Entries from a dataset of interfaces:
---------------

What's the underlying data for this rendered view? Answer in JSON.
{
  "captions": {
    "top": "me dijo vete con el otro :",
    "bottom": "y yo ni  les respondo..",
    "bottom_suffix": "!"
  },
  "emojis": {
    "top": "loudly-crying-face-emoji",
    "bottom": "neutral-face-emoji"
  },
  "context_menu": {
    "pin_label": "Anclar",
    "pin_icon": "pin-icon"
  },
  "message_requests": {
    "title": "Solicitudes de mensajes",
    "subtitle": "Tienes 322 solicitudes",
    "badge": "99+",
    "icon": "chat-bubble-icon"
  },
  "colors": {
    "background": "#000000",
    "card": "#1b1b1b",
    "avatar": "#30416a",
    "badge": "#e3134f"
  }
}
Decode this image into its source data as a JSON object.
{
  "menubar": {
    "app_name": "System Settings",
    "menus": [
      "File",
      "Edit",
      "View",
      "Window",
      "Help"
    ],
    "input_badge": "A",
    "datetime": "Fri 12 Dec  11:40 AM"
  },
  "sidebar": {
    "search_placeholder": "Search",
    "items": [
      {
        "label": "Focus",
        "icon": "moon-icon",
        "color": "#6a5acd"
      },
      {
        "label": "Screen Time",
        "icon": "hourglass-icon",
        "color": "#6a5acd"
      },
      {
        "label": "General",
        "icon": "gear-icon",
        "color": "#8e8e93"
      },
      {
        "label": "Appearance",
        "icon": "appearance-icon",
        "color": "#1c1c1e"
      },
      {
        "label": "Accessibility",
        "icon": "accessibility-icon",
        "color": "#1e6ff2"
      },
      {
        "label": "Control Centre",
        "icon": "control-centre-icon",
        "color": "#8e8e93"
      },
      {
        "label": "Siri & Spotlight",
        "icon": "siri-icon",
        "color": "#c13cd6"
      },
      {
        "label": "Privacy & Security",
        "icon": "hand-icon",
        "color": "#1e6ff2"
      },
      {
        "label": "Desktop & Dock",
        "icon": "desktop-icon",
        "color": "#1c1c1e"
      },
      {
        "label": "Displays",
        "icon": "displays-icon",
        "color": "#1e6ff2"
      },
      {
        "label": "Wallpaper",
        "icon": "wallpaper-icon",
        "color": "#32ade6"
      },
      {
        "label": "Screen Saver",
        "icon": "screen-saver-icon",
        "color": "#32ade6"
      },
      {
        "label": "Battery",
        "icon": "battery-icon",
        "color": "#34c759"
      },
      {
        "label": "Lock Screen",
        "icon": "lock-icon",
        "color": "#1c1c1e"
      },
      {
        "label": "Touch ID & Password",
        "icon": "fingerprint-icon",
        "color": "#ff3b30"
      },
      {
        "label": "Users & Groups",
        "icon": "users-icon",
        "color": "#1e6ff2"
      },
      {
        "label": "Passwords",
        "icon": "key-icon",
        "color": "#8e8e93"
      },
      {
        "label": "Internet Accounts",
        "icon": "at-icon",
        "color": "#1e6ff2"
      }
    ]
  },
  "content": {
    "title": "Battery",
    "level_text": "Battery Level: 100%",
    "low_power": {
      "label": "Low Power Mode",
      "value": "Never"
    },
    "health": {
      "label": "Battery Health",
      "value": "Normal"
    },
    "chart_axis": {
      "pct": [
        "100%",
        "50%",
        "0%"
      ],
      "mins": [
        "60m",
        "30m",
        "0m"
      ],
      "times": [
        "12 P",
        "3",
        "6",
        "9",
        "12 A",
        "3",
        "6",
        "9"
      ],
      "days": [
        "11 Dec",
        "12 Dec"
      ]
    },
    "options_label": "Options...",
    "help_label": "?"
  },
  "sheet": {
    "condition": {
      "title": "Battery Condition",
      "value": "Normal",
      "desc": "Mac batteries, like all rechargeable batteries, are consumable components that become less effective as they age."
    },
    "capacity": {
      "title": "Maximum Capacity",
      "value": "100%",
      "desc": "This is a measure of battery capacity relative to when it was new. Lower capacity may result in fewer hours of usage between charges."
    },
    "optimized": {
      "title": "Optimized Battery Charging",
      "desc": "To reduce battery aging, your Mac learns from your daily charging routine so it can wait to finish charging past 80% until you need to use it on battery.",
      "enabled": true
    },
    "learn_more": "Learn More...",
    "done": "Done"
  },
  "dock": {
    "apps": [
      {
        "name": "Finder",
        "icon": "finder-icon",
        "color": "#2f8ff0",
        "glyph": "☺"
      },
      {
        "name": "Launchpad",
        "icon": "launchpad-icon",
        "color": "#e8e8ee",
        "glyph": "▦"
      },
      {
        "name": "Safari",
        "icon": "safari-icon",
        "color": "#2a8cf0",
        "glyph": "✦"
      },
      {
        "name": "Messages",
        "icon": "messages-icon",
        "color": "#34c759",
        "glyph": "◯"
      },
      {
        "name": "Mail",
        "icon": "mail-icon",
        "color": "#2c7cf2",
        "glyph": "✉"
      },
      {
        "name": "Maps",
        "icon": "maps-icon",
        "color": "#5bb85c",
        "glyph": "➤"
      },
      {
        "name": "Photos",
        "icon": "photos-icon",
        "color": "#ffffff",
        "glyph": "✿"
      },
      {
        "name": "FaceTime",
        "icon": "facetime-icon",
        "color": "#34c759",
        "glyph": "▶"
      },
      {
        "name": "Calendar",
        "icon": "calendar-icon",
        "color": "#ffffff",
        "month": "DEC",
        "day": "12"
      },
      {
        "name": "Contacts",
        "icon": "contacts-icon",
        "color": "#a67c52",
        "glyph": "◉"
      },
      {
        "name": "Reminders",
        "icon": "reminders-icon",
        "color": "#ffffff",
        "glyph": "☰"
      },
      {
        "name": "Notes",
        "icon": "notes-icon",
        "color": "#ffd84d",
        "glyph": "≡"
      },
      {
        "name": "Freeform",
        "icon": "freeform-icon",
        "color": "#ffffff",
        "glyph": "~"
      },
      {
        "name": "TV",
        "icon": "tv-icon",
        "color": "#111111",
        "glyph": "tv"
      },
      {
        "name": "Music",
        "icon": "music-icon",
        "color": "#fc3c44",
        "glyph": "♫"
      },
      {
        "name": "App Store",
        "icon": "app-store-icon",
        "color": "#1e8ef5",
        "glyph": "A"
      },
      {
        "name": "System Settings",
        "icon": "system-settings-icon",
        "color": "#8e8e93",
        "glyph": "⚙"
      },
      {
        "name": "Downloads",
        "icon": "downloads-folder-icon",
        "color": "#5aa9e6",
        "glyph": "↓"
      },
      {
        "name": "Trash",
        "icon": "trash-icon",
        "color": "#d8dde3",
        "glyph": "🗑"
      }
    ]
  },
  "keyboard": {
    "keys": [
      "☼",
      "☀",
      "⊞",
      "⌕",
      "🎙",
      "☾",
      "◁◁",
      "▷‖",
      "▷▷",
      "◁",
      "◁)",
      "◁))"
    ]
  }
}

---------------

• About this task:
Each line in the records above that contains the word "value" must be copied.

• Exercise answer:
      "value": "Never"
      "value": "Normal"
      "value": "Normal",
      "value": "100%",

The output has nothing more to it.